Editor’s note: The following is a guest article from Nader Henein, a VP Analyst at Gartner who focuses on best practices to enable businesses and cybersecurity leadership.
Job descriptions for CISOs consistently include lists of requirements that repeat a series of open-ended, nonquantifiable targets, such as reducing enterprise risk or malware attacks. Demands that are impossible to attain or to track can lead to a sense of low professional efficacy.
Consequently, this has led to CISOs experiencing one of the worst burnout rates.
Trust is an indispensable asset to organizations and employees and is considered one of the best indicators of business success, yet it rarely appears in a CISO’s job description. Instead of focusing on a list of nebulous targets, CISOs should focus on delivering trust to three key constituencies: their leadership, their peers and their inner circle.
It can be challenging for senior leadership to build and develop trust, so it is important to focus on defining what trust means to the CISO.
How to build trust among senior leaders
Traditionally, CISOs lay out a strategy to enforce better compliance, develop security rigor and lower incident rates. These initiatives can contribute to the development of trust for one or more of their constituencies. However, incidents will happen, rigor will falter, and without trust, constituencies will start to look elsewhere for support.
In order for senior business leaders to trust CISOs with necessary power and resources, they must know that the CISO understands the organization’s goals and can adapt quickly as business needs shift, aligning their team to support and deliver against these priorities.

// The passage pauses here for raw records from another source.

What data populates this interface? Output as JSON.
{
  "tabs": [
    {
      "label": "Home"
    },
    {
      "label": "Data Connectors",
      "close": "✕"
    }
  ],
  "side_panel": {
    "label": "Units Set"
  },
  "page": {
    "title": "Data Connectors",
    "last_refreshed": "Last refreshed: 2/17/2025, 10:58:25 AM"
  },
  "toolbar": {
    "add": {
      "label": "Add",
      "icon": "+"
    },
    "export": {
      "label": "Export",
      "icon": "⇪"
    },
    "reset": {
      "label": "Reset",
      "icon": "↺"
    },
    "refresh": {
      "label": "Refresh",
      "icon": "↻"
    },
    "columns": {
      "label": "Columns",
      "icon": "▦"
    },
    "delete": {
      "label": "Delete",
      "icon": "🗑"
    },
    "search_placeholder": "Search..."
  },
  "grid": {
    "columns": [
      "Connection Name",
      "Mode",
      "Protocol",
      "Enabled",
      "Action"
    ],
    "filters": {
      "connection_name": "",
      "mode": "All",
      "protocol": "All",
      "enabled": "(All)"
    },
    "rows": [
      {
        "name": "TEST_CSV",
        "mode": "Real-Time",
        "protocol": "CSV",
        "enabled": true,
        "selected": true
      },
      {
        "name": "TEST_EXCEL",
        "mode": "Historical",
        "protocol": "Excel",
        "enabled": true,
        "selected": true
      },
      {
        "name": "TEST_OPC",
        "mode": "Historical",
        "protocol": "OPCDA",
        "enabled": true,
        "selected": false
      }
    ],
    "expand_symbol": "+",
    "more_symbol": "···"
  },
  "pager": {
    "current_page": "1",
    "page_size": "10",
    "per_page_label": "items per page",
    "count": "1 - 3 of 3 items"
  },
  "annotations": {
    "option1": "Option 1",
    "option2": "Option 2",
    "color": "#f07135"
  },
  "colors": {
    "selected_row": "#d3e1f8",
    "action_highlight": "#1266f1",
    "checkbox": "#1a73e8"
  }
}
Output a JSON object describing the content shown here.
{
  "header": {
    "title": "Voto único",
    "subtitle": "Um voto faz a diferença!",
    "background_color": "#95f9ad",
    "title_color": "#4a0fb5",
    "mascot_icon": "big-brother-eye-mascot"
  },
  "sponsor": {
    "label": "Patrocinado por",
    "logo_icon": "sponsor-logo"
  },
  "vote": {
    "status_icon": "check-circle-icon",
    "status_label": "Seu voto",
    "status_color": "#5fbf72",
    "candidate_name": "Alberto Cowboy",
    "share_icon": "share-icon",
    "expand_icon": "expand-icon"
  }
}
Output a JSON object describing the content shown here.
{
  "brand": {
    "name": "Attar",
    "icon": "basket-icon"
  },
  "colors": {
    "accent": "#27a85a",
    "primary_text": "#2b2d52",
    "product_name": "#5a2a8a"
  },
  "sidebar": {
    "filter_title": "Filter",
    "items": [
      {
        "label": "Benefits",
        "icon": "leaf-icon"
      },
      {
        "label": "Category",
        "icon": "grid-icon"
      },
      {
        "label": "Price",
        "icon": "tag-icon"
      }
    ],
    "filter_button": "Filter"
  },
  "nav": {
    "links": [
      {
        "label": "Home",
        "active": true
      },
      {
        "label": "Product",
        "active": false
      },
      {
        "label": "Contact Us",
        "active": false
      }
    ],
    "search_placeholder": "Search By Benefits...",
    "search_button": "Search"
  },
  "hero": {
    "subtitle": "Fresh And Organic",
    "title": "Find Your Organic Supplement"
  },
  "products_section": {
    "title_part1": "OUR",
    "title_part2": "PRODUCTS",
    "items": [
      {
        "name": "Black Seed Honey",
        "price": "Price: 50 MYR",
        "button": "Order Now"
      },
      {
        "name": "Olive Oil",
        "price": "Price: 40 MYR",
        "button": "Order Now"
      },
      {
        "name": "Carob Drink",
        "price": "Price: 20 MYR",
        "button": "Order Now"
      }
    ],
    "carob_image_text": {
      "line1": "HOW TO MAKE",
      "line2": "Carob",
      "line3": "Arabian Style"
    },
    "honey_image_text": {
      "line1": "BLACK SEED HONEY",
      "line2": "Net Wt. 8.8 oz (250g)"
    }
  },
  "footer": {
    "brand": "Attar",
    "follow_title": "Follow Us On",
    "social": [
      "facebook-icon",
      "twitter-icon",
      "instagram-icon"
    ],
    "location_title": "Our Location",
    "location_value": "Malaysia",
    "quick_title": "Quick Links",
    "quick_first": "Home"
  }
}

Oftentimes, if CISOs go back to their job descriptions, there will be nothing related to understanding, adapting to or aligning with organizational goals. This is because job descriptions are typically written by professionals within HR, who may lack a true understanding of CISOs’ responsibilities and requirements.
Senior leadership does not have a dashboard to track how well CISOs have adapted these requirements. Because of this, CISOs should consider taking measures such as tracking security staff engagement and turnover, and report on continuous improvement in the capability maturity of the organization’s cybersecurity program.
How to build trust among employees
The CISO’s inner circle will, by definition, work very closely with the CISO on a day-to-day basis. For these employees, trust is a question of communication and delegation.
Many leaders fail on the subject of communication. Specifically, they fail to communicate their values and instead give blind direction. It is important for leaders to have open dialogue with their employees so they can understand the reasoning behind the CISO’s decisions, the team’s work and the importance of their role.
Doing so creates a community of increased trust and shared meaning.
Although many CISOs have the technical background to make many decisions that cross their desk, it doesn’t mean they should be making all the decisions. The further a decision is made from the outcome, the more error-prone that decision is likely to be.
By delegating, leaders empower their employees, making them feel more valued and trusted in their roles, thus improving the probability of success along the way. Developing trust within the CISO’s inner circle starts by trusting them to own their responsibility and make their own decisions.
The importance of trust among leaders and employees
Many CISOs see trust represented as a series of vectors, such as integrity, reliability and competency. Organizations that can organically build trust will secure the engagement and resources necessary to build a credible security program that balances protection, cost and stakeholder definability.
When other executive leaders trust the CISO, they are less likely to micromanage and become more inclined to support their security program, knowing they are working toward reaching leadership’s expectations. When trust is established among leaders, employees will listen when their CISO needs to drive new priorities.
Conversely, when leaders lose trust in a CISO, they may bypass their CISO and go directly to a security vendor for incident reports.
Overall, trust between senior leadership and the CISO enables a collaborative and proactive approach to security, as well as an agile and resilient response to security incidents and crises.
Regarding the CISO’s inner circle of employees, trust empowers them to lead and influence a culture of security and awareness across the organization. Trust enables the organization to attract and retain talent in a competitive market.
Employees who trust their leader are far more likely to follow them through good and bad times.